The root cause of the current carnage in markets across all asset classes is a lot different than during previous corrections, risk-off conditions, or even black swan events. Since the end of February, the world has faced a whale of a problem in the form of a faceless enemy to humanity, Coronavirus. While the virus continues to infect people around the globe, the world financial system and markets across all asset classes have caught a bad case of the infection. Economic activity has ground to a halt on a worldwide basis.
The natural gas market is now moving from the time of year when inventories flow out of storage during the cold winter months to the injection season when stockpiles build. We are heading into the 2020 injection season with the highest level of inventories in many years. At the same time, demand for all energy products has fallen off the edge of a bearish cliff. The price of crude oil on the NYMEX division of the CME fell from $65.65 on January 8 to below $21 per barrel at the end of last week. The glut in natural gas is likely to continue for a time. However, it could be setting the stage for a shortage in the future.
One of the most volatile commodities
The price of natural gas has a long history as one of the world’s most volatile energy products. Since trading in natural gas futures began in 1990, the contracts on the NYMEX division of the CME have traded as low as $1.02 and as high as $15.65 per MMBtu. The price of natural gas has doubled, tripled, and halved in value at times over the past three decades. In 2018, the price moved from a low of $2.53 in February to a high of $4.929 per MMBtu in November. The low came towards the end of the peak season for demand. The high was at the beginning of the time of the year when stockpiles fall during the winter months.
A sea of calm compared to other markets led to a new low

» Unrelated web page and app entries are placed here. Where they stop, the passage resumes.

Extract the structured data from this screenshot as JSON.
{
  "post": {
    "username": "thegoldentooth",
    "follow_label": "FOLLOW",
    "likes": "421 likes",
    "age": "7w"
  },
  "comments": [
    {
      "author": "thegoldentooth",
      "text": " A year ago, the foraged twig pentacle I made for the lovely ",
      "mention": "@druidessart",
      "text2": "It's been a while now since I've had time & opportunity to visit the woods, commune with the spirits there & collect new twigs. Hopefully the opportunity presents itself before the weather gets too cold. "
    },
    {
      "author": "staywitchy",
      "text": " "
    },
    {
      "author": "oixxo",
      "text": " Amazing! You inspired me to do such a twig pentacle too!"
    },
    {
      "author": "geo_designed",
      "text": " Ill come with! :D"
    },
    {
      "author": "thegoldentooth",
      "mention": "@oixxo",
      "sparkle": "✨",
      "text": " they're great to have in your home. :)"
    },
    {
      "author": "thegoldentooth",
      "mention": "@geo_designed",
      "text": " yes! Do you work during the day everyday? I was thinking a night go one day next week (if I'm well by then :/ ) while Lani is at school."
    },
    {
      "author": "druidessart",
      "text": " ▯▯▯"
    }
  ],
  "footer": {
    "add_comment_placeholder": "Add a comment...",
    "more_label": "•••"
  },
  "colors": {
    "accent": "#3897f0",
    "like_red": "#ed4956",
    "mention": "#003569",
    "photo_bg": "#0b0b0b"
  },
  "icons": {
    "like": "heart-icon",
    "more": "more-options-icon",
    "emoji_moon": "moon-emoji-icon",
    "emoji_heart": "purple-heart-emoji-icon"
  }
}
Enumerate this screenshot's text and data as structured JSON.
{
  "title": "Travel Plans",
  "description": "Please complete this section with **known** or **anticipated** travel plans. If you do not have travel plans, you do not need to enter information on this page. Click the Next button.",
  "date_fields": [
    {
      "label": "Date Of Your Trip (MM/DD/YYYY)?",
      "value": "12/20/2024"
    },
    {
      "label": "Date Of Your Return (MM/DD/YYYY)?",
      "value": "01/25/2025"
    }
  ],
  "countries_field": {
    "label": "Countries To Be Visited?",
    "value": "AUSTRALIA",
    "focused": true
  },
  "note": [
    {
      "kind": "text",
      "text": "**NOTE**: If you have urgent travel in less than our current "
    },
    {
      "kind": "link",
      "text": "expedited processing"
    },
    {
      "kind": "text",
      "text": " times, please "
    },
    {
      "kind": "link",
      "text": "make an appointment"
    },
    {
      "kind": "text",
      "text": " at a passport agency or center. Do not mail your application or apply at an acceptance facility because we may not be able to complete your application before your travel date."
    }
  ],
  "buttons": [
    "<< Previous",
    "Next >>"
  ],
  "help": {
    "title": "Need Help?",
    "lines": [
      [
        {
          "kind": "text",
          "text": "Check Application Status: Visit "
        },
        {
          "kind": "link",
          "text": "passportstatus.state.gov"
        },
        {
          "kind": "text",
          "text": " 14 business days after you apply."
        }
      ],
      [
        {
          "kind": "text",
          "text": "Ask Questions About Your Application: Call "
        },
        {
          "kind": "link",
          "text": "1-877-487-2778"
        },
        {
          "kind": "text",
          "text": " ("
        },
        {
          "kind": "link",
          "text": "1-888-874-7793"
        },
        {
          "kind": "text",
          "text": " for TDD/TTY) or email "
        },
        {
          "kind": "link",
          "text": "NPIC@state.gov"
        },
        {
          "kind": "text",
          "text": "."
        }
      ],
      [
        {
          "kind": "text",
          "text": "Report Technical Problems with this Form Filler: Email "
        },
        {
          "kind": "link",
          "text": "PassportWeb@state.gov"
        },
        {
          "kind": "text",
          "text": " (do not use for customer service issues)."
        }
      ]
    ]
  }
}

As markets across all asset classes were plunging, natural gas had been making lower highs and lower lows since trading at a pre-winter season peak of $2.905 in early November 2019. Stockpiles of the energy commodity were at far higher levels in late 2019 compared to the same time in 2018, which kept a lid on the price. Warm conditions throughout most of the winter kept inventory withdrawals at low levels. Throughout the entire winter season, stockpiles withdrawals only fell by over 200 billion cubic feet once, in January. In March, while crude oil, stocks, and other markets plunged, natural gas made a lower low, but the price damage on the downside had occurred throughout the peak season.

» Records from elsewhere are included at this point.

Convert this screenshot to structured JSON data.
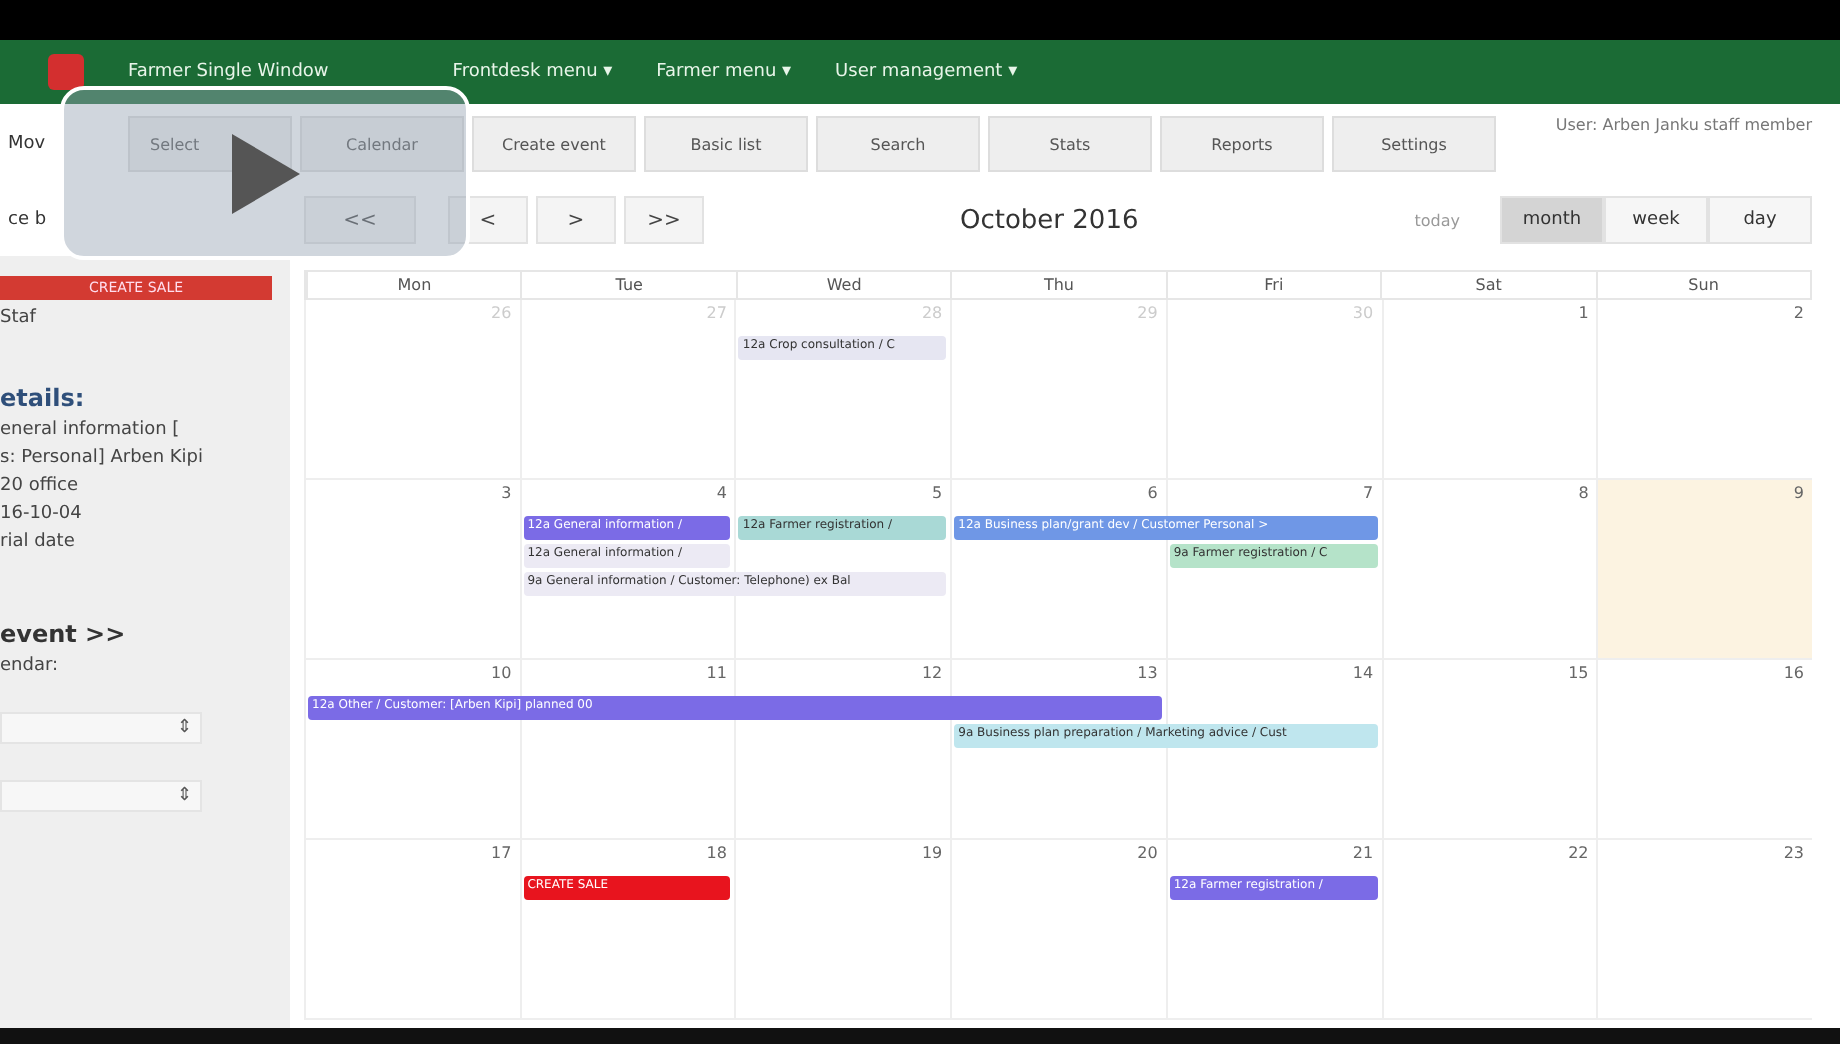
{
  "topnav": {
    "title": "Farmer Single Window",
    "menus": [
      "Frontdesk menu ▾",
      "Farmer menu ▾",
      "User management ▾"
    ]
  },
  "toolbar": {
    "left_label": "Mov",
    "buttons": [
      "Select",
      "Calendar",
      "Create event",
      "Basic list",
      "Search",
      "Stats",
      "Reports",
      "Settings"
    ],
    "user": "User: Arben Janku staff member"
  },
  "nav": {
    "left_label": "ce b",
    "prev_year": "<<",
    "prev": "<",
    "next": ">",
    "next_year": ">>",
    "title": "October 2016",
    "today": "today",
    "views": [
      {
        "label": "month",
        "selected": true
      },
      {
        "label": "week",
        "selected": false
      },
      {
        "label": "day",
        "selected": false
      }
    ]
  },
  "sidebar": {
    "sale_button": "CREATE SALE",
    "staff": "Staf",
    "details_heading": "etails:",
    "details": [
      "eneral information [",
      "s: Personal] Arben Kipi",
      "20 office",
      "16-10-04",
      "rial date"
    ],
    "event_heading": "event >>",
    "calendar_label": "endar:",
    "selects": [
      {
        "arrows": "⇕"
      },
      {
        "arrows": "⇕"
      }
    ]
  },
  "calendar": {
    "play": true,
    "weekdays": [
      "Mon",
      "Tue",
      "Wed",
      "Thu",
      "Fri",
      "Sat",
      "Sun"
    ],
    "weeks": [
      {
        "days": [
          {
            "num": "26",
            "other": true,
            "today": false
          },
          {
            "num": "27",
            "other": true,
            "today": false
          },
          {
            "num": "28",
            "other": true,
            "today": false,
            "slots": [
              {
                "kind": "event",
                "label": "12a Crop consultation / C",
                "color": "#e6e6f2"
              }
            ]
          },
          {
            "num": "29",
            "other": true,
            "today": false
          },
          {
            "num": "30",
            "other": true,
            "today": false
          },
          {
            "num": "1",
            "other": false,
            "today": false
          },
          {
            "num": "2",
            "other": false,
            "today": false
          }
        ]
      },
      {
        "days": [
          {
            "num": "3",
            "other": false,
            "today": false
          },
          {
            "num": "4",
            "other": false,
            "today": false,
            "slots": [
              {
                "kind": "event",
                "label": "12a General information /",
                "color": "#7b6be6"
              },
              {
                "kind": "event",
                "label": "12a General information /",
                "color": "#eceaf4"
              },
              {
                "kind": "event",
                "label": "9a General information / Customer: Telephone) ex Bal",
                "color": "#eceaf4"
              }
            ]
          },
          {
            "num": "5",
            "other": false,
            "today": false,
            "slots": [
              {
                "kind": "event",
                "label": "12a Farmer registration /",
                "color": "#a9d9d6"
              },
              {
                "kind": "gap"
              },
              {
                "kind": "continued"
              }
            ]
          },
          {
            "num": "6",
            "other": false,
            "today": false,
            "slots": [
              {
                "kind": "event",
                "label": "12a Business plan/grant dev / Customer Personal >",
                "color": "#6f97e6"
              }
            ]
          },
          {
            "num": "7",
            "other": false,
            "today": false,
            "slots": [
              {
                "kind": "continued"
              },
              {
                "kind": "event",
                "label": "9a Farmer registration / C",
                "color": "#b5e3c9"
              }
            ]
          },
          {
            "num": "8",
            "other": false,
            "today": false
          },
          {
            "num": "9",
            "other": false,
            "today": true
          }
        ]
      },
      {
        "days": [
          {
            "num": "10",
            "other": false,
            "today": false,
            "slots": [
              {
                "kind": "event",
                "label": "12a Other / Customer: [Arben Kipi] planned 00",
                "color": "#7b6be6"
              }
            ]
          },
          {
            "num": "11",
            "other": false,
            "today": false,
            "slots": [
              {
                "kind": "continued"
              }
            ]
          },
          {
            "num": "12",
            "other": false,
            "today": false,
            "slots": [
              {
                "kind": "continued"
              }
            ]
          },
          {
            "num": "13",
            "other": false,
            "today": false,
            "slots": [
              {
                "kind": "continued"
              },
              {
                "kind": "event",
                "label": "9a Business plan preparation / Marketing advice / Cust",
                "color": "#bfe6ee"
              }
            ]
          },
          {
            "num": "14",
            "other": false,
            "today": false,
            "slots": [
              {
                "kind": "gap"
              },
              {
                "kind": "continued"
              }
            ]
          },
          {
            "num": "15",
            "other": false,
            "today": false
          },
          {
            "num": "16",
            "other": false,
            "today": false
          }
        ]
      },
      {
        "days": [
          {
            "num": "17",
            "other": false,
            "today": false
          },
          {
            "num": "18",
            "other": false,
            "today": false,
            "slots": [
              {
                "kind": "event",
                "label": "CREATE SALE",
                "color": "#e8141e"
              }
            ]
          },
          {
            "num": "19",
            "other": false,
            "today": false
          },
          {
            "num": "20",
            "other": false,
            "today": false
          },
          {
            "num": "21",
            "other": false,
            "today": false,
            "slots": [
              {
                "kind": "event",
                "label": "12a Farmer registration /",
                "color": "#7b6be6"
              }
            ]
          },
          {
            "num": "22",
            "other": false,
            "today": false
          },
          {
            "num": "23",
            "other": false,
            "today": false
          }
        ]
      }
    ]
  }
}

As the quarterly chart highlights, the price dropped to a low of $1.555 per MMBtu, the lowest level since way back in 1995 when it hit a low of $1.335, the next technical level on the downside. Below there, $1.25 and $1.02 stand as levels of technical support in an environment where technical analysis goes out the window. Quarterly historical volatility at below the 20% level is a lot closer to lows than highs over the past thirty years, which makes natural gas stand out as a sea of calm during these turbulent times.
Natural gas companies in trouble
The price of natural gas and oil have declined to the lowest level in years as demand destruction, and supply gluts create a potent bearish cocktail for the energy commodities. Debt-laden natural gas producers face an environment where the price of the energy commodity has dropped to a level where production becomes a losing proposition. Meeting debt-servicing requirements will become impossible.
The US is the world’s leading producer of natural gas. The government will likely consider energy a matter of national security, and bailouts are on the horizon for the leading producers. However, equity holders could be left in the dust as a bailout will help on the debt side, but the value in the shares of many energy companies could evaporate to zero.
Meanwhile, it is not all doom and gloom for the natural gas market. The highest stockpile level in years going into the 2020 injection season and demand destruction the likes of which the world may have never witnessed with economic activity grinding to a halt will cause production to decline dramatically. Eventually, inventories will begin to fall, and the price of natural gas will reach a significant bottom. At that point, shortages are likely to develop, which could light a fuse under the price of natural gas. The economic fallout after scientists develop treatments, and a vaccine for Coronavirus will be unprecedented. The longer it takes, the deeper the financial hole. The current glut could lead to a significant shortage of natural gas, but the chances are we have not yet seen the low. The only thing to remember is that at $1.604 on March 20, the price can only drop by that much.
The United States Natural Gas Fund L.P. (UNG) was trading at $13.18 per share on Tuesday morning, up $0.53 (+4.19%). Year-to-date, UNG has declined -43.48%, versus a -10.05% rise in the benchmark S&P 500 index during the same period.
About the Author: Andrew Hecht
Andrew Hecht is a sought-after commodity and futures trader, an options expert and analyst. He is a top ranked author on Seeking Alpha in various categories. Andy spent nearly 35 years on Wall Street, including two decades on the trading desk of Phillip Brothers, which became Salomon Brothers and ultimately part of Citigroup. Over the past decades, he has researched, structured and executed some of the largest trades ever made, involving massive quantities of precious metals and bulk commodities. Aside from contributing to a variety of sites, Andy is the Editor-in-Chief at Option Hotline.